Data about app and page elements
===

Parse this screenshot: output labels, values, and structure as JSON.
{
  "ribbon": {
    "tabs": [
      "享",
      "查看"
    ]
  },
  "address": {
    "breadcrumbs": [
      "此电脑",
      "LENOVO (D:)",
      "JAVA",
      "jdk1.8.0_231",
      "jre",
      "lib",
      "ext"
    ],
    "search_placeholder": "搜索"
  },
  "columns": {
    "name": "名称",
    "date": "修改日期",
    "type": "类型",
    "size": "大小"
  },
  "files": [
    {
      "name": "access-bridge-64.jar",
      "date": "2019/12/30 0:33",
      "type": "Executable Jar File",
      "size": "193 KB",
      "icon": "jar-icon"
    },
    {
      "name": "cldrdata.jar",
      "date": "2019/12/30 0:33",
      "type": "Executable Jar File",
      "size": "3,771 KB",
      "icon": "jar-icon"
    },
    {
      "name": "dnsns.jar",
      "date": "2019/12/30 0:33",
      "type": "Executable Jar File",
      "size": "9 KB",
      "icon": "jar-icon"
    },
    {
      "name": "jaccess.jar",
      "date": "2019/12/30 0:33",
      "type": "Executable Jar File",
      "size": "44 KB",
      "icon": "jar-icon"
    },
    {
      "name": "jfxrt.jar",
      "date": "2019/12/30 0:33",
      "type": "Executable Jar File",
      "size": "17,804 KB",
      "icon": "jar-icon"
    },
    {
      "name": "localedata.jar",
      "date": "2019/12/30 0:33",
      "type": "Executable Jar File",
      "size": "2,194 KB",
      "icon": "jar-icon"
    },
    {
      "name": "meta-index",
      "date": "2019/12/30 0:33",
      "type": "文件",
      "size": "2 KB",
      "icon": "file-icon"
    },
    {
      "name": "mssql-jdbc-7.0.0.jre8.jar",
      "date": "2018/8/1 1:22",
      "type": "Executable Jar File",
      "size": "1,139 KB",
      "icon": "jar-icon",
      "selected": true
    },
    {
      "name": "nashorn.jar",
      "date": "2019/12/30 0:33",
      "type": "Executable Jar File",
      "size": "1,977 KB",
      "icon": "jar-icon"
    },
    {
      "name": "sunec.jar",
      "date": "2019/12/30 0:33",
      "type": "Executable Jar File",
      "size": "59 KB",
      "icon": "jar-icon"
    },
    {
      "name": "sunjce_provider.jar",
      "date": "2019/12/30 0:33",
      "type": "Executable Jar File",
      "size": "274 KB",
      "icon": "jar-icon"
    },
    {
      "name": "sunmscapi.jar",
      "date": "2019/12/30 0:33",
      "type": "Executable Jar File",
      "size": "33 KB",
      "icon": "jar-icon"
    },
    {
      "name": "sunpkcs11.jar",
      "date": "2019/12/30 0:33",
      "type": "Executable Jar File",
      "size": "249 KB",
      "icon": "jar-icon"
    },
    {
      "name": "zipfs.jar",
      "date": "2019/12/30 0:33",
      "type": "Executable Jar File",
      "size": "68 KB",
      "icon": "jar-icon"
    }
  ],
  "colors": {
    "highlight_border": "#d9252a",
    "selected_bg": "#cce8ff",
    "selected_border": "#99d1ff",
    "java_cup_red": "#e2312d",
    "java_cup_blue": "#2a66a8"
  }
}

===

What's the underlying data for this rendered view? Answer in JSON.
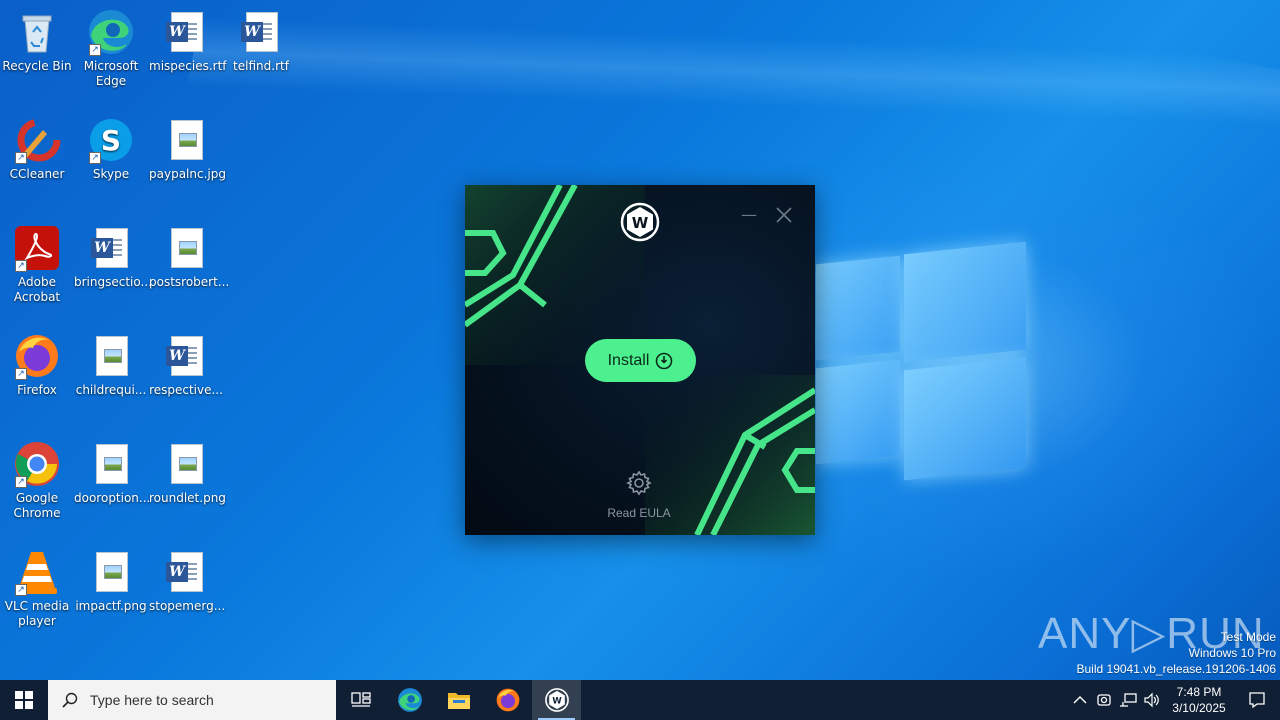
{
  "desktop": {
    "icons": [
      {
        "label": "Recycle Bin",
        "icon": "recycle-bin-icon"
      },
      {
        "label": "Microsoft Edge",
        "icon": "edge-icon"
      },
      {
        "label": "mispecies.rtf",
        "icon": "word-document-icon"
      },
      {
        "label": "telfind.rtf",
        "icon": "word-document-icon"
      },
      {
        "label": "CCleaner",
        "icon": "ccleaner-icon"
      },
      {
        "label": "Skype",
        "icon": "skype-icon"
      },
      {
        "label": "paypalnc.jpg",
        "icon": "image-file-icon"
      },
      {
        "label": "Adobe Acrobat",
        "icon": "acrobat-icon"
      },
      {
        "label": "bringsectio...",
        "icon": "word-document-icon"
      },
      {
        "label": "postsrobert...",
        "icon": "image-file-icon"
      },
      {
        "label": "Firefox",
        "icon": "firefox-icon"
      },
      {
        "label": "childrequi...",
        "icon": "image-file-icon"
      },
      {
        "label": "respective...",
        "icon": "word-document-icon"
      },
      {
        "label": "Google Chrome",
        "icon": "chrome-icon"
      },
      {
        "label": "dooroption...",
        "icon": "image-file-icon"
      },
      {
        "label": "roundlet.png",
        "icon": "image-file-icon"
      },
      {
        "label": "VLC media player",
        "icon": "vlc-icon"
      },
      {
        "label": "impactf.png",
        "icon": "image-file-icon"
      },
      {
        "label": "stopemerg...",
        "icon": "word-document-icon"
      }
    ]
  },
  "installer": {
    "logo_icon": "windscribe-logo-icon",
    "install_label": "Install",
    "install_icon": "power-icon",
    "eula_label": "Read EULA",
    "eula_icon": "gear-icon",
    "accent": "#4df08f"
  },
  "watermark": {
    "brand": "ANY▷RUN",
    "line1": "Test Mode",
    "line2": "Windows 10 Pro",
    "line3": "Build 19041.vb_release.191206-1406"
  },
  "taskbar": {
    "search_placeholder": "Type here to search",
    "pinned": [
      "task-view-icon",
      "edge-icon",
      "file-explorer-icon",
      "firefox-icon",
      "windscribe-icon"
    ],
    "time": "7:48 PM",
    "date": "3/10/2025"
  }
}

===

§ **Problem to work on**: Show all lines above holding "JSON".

§ **Response for this exercise**:
Parse this screenshot: output labels, values, and structure as JSON.
What's the underlying data for this rendered view? Answer in JSON.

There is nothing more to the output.